Mad Mike: Glad you liked it!

Randal: Thanks, still chasing down my usual typos and may rewrite a paragraph or two.

Fourleaf: Thank you and welcome. Will stop by your place shortly.

Mike W.: Yeah, like I told Jerry above I ain't into the rat race lifestyle. My problem is that I live, work, and associate with many who do. The two main characters are very much like several people I know in my little cursed area of South Carolina.

Pixel: Exactly, I have a strong aversion to that type of lifestyle. Then again, those that do enjoy that life are far more successful than me. I suppose a balance could be achieved between those types of demands and family life but it would be hard.

Life As I Know It Now said...

They could have been friends in their mutual grief rather than bitter toward each other but then that's the way most people behave towards each other.

Anonymous said...

I liked it. You were able to make the reader feel the emotion of the situation, and that's not always easy.
The only thing I'd like to point out is that the military doesn't notify you of a soldier's death with a letter. They will notify you in person. Maybe he's holding some piece of his son's military life? A metal, a letter from him?

Ryan Ferguson said...

I like this post for the most part. However, I want to give you a more in-depth critique. If you'd like, I can critique on a line-by-line basis. Just share the document with my via Google Drive and give me comment privileges.

Look forward to hearing from you!

Beach Bum said...

Lime: Thanks! Funny how story ideas come.

Life As I Know It Now: Yeah, that is the way most people beave.

Melissa: Yeah, I had to figure that since "Tommy" was primarily in the care of his mother and "Davis" they were the ones that got the knock on the door. You're right though, if I get around to doing a rewrite I need to fix that letter issue.

Ryan: Thanks, passed it over to you through Google drive, if I did it correctly.

Mike Williams said...

If they had just gone to Busch Gardens a mile or so down the road with the kid they could have avoided all the drama.

Susan Flett Swiderski said...

Outstanding. This has got to be my favorite of the writing snippets you've posted. The characterizations are very true-to-life and poignant. Good job!

goatman said...

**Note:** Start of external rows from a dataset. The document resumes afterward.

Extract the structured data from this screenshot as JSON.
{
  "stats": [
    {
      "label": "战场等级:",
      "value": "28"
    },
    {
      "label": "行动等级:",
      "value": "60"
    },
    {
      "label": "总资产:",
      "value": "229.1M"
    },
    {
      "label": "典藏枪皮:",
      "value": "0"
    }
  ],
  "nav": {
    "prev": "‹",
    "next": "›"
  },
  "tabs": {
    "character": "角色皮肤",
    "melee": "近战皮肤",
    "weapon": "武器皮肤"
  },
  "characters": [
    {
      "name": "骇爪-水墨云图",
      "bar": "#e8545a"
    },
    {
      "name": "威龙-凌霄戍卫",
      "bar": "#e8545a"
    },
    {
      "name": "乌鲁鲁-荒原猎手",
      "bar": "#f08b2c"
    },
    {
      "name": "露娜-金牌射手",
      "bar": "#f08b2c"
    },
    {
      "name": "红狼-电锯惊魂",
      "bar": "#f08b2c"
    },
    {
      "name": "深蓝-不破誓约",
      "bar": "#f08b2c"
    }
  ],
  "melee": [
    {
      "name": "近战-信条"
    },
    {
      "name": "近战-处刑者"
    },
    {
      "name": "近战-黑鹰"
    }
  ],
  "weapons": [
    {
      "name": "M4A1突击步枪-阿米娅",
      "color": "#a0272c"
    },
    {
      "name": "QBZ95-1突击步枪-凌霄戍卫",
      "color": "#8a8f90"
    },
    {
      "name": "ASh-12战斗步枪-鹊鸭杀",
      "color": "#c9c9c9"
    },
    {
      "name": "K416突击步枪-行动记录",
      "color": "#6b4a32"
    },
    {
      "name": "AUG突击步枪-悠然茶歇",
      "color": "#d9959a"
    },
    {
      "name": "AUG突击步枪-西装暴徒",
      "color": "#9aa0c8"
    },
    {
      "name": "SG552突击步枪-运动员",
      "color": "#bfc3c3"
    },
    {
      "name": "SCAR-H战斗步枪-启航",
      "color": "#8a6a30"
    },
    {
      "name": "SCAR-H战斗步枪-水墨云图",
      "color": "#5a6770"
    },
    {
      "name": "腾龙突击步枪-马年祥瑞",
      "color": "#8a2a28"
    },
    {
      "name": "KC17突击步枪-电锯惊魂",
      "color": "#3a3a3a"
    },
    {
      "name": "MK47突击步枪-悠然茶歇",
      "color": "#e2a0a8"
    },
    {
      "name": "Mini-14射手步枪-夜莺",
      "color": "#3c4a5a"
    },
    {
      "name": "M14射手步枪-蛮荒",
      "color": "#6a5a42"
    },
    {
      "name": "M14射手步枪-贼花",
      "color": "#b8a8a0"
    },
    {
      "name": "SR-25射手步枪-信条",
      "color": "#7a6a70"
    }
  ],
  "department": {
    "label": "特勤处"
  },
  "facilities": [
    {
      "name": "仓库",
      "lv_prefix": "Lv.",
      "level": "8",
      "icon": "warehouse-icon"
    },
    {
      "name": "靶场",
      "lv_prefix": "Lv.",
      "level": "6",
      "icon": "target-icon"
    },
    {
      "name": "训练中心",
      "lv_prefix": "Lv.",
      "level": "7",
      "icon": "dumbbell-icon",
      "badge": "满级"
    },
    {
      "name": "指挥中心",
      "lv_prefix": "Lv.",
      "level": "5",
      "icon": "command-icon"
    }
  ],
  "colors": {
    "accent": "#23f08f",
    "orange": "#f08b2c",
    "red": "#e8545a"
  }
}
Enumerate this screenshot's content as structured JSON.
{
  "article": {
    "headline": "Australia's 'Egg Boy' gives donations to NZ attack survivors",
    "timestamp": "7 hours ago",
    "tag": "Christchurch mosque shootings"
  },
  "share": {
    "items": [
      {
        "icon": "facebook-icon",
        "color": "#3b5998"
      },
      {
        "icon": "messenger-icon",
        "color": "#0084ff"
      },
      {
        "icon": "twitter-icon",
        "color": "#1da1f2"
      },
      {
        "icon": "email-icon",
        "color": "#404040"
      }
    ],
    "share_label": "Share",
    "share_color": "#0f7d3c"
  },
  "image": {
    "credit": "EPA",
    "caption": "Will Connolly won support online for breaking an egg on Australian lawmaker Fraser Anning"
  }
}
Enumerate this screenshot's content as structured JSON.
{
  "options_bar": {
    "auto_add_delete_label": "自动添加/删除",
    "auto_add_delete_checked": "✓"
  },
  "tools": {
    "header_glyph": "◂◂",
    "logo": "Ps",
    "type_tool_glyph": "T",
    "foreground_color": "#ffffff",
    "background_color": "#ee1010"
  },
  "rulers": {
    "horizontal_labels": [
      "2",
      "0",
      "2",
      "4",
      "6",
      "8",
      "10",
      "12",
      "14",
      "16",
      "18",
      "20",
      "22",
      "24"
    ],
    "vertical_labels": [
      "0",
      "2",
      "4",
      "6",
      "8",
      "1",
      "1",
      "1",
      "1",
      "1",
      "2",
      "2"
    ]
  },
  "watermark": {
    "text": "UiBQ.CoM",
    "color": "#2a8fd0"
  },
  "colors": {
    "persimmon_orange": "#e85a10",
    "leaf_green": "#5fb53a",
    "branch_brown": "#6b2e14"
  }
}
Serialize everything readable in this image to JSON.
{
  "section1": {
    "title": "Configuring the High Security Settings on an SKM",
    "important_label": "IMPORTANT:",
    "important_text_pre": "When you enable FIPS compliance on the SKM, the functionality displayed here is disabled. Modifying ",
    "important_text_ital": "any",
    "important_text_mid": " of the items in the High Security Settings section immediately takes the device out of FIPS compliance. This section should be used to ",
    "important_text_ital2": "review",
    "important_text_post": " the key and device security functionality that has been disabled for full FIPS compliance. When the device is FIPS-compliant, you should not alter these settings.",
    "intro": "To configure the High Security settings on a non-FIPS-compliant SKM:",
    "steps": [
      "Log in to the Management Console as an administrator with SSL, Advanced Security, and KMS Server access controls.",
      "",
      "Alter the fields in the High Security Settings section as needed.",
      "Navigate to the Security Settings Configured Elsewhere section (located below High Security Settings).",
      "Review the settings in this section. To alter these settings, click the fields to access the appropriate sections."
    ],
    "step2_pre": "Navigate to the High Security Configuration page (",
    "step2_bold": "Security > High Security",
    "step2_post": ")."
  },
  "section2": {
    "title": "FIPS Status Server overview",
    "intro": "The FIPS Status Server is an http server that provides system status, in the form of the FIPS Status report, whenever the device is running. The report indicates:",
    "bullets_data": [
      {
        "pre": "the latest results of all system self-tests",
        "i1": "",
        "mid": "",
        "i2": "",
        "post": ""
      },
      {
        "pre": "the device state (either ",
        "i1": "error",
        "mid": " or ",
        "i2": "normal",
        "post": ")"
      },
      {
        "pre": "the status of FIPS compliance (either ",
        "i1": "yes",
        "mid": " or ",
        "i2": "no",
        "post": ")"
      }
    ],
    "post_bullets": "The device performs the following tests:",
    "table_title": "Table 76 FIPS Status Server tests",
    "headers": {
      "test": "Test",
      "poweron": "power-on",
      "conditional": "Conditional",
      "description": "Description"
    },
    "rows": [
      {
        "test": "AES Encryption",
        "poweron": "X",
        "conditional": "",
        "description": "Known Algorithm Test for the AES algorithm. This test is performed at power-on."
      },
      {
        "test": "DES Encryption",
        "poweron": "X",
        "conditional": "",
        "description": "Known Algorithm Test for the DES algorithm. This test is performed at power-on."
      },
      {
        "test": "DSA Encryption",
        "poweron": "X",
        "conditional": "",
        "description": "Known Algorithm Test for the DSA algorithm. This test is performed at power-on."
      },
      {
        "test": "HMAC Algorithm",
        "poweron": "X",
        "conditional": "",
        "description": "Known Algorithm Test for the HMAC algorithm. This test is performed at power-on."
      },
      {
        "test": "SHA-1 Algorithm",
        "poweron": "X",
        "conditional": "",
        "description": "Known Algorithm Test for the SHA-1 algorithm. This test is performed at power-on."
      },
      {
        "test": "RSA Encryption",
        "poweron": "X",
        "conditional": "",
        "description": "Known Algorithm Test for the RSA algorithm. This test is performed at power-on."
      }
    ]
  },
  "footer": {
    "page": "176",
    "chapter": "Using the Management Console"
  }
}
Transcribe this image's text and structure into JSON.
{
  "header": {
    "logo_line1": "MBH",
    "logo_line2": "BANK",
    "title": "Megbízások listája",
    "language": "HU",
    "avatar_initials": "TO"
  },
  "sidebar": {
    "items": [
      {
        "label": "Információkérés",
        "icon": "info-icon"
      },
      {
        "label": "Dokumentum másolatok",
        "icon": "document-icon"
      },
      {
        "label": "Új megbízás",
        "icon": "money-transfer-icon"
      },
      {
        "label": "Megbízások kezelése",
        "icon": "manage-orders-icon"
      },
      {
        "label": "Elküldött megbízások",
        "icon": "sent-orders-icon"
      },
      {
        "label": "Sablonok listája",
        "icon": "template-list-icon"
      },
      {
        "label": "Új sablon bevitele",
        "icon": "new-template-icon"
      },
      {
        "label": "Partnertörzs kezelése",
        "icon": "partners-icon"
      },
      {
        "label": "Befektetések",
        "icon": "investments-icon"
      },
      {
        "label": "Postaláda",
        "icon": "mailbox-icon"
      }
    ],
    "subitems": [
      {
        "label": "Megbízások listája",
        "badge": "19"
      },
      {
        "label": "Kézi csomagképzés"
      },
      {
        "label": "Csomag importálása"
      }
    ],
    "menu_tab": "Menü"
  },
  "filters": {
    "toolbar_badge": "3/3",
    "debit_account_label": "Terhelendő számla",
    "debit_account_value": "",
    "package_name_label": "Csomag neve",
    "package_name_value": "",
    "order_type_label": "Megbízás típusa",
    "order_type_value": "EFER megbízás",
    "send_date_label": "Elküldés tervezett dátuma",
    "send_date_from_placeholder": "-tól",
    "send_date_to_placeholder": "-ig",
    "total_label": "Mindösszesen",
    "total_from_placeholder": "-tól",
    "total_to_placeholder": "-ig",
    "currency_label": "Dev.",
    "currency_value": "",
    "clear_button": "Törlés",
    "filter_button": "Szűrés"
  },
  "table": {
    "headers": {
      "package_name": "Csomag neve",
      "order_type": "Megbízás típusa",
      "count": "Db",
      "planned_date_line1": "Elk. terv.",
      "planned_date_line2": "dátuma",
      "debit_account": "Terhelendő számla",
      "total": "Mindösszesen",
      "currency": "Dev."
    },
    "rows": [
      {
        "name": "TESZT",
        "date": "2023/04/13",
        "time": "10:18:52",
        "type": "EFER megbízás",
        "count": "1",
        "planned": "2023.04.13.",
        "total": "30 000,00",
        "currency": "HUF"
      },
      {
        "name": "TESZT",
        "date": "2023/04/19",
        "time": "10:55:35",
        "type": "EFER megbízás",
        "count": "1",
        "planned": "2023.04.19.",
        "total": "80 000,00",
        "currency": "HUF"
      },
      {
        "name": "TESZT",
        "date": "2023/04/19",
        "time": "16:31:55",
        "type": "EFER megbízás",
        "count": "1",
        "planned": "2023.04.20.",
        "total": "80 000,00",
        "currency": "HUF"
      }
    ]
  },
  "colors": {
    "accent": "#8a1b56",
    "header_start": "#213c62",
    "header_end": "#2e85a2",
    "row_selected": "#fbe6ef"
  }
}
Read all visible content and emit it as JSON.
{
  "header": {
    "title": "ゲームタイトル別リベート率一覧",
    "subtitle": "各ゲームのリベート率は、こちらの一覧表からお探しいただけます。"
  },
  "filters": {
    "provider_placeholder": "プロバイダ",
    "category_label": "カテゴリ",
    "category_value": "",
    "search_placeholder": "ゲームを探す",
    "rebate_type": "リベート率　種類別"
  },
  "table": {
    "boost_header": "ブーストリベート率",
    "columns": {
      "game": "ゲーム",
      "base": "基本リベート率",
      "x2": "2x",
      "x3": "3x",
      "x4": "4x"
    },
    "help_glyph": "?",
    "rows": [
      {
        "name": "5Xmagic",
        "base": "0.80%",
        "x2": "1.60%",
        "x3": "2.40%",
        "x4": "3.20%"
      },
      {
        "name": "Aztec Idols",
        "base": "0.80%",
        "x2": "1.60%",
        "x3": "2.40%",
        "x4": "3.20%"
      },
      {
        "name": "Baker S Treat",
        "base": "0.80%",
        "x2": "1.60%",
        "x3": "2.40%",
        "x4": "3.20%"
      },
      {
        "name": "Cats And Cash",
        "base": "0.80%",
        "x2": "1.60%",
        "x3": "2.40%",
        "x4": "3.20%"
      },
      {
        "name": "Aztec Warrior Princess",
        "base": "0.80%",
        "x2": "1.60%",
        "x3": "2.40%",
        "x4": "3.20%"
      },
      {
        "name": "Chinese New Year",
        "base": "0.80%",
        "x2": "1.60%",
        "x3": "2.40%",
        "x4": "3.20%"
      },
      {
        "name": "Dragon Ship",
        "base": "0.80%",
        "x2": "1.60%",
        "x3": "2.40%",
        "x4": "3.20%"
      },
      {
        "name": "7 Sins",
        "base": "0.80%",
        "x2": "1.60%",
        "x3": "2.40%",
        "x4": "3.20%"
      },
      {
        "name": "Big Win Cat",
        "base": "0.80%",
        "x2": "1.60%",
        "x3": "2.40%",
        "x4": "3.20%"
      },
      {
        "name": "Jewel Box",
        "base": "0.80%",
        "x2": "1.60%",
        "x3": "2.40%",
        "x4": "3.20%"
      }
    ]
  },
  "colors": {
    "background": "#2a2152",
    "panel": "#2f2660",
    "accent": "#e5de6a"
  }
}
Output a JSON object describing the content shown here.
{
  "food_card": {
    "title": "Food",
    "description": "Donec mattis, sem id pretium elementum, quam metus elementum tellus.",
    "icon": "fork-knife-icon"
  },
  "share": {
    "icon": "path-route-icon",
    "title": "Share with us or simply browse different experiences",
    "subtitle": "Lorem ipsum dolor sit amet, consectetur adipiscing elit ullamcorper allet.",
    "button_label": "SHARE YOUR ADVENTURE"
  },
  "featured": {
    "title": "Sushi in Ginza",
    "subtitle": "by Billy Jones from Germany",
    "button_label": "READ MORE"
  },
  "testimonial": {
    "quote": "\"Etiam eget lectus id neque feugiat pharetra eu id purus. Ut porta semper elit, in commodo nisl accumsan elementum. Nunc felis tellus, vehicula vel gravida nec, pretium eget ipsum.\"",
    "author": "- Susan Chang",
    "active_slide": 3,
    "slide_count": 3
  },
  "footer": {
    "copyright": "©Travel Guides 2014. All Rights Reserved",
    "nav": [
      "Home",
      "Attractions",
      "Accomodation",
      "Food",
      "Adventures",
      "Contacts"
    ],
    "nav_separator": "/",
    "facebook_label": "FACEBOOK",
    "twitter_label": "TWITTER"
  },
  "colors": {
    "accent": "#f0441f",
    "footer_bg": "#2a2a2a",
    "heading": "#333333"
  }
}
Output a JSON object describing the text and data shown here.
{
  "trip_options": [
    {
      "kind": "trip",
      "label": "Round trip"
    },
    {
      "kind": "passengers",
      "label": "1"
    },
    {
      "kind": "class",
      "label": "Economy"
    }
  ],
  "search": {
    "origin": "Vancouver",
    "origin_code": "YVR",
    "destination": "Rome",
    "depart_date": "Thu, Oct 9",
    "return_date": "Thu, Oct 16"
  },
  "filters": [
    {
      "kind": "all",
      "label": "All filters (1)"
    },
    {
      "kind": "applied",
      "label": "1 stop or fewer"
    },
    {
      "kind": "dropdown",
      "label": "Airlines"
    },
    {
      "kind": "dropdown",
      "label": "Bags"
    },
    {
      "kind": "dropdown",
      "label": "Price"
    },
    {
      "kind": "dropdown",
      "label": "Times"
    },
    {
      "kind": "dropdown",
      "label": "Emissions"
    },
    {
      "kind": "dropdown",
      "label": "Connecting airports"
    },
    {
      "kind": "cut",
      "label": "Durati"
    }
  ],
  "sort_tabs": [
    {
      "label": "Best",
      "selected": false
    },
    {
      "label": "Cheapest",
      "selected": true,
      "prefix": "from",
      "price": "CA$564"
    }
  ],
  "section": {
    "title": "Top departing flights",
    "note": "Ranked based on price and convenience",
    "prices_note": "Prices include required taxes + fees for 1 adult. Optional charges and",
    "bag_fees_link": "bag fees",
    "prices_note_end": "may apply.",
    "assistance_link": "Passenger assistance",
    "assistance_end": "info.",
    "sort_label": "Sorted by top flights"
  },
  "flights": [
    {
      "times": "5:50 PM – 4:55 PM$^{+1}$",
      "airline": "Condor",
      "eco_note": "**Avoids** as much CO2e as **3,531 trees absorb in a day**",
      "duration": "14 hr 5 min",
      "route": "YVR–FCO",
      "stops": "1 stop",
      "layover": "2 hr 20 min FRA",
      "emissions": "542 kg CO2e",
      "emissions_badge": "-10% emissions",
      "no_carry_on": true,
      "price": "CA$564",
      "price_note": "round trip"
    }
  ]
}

Usually I leave half way through your stories but this one held my attention, --why were they meeting, what happened to the kid, the time changes of the patio, some history -- very nice.
You are getting better at this.